“Is America Governable” conference to take place at the Law School, January 24–26, 2013

The Law School will host a conference, “Is America Governable?” on January 24–26, 2013. It will bring together a remarkable array of scholars across many disciplines, people with a variety of high-level political experience, and eminent journalists, including:

  • Tom Mann and Norman Ornstein, congressional scholars, respectively, at the Brookings Institution and American Enterprise Institute and coauthors of the much-discussed 2012 book It’s Even Worse Than It Looks: How the American Constitutional System Collided With the New Politics of Extremism as well as an earlier book on Congress, The Broken Branch.
  • Mickey Edwards, a long-time Republican representative from Oklahoma, now at the Aspen Institute in Washington, and author, most recently, of The Parties Versus the People: How to Turn Republicans and Democrats into Americans.
  • Stephen Skowronek, a professor of political science at Yale and one of the leading students of the American presidency, author most recently of Presidential Leadership in Political Time: Reprise and Reappraisal
  • Jane Mansbridge, the current president of the American Political Science Association and professor at the John F. Kennedy Institute of Politics at Harvard, and author, among other books, of Why We Lost the ERA
  • Adam Liptak, Supreme Court correspondent for the New York Times.

The conference was organized by Sanford Levinson, a long-time professor at the Law School and Department of Government. “Pundits and political figures across the political spectrum,” Levinson notes, “now regularly refer to the United States government–and to some of its state governments as well–as ‘dysfunctional’ or even ‘pathological,’ with serious questions raised as to whether the United States in the 21st century can even be described as ‘governable.’ No doubt the answer depends on what one expects from government.

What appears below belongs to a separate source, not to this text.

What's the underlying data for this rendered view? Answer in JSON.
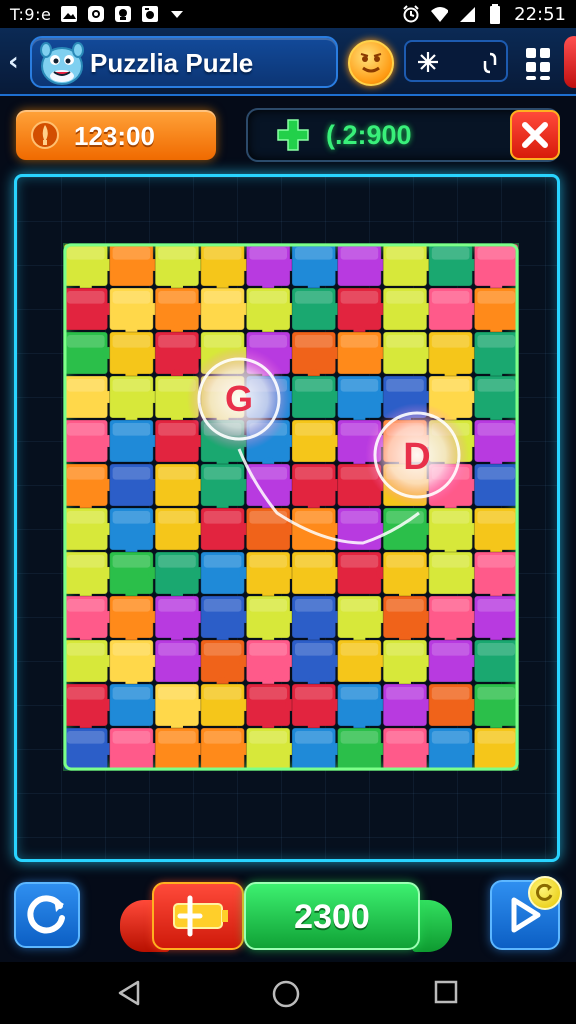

If the only test is, for example, continuing to pay debts owed by the United States or not willfully falling off ‘fiscal cliffs,’ then perhaps the answer is yes, though one commentator has compared this standard as the equivalent of a parent proudly proclaiming of a child that ‘he has remained out of prison.’ Should ‘governability’ be defined as the ability to confront a host of challenges facing us in the contemporary world, the answer might be less optimistic. The weekend after the inauguration of President Barack Obama for his final term in office is a propitious time for confronting basic questions about the health of the American political system.”

A full schedule of participants and panels is available on the conference website. The conference is free and open to the public, but registration is requested.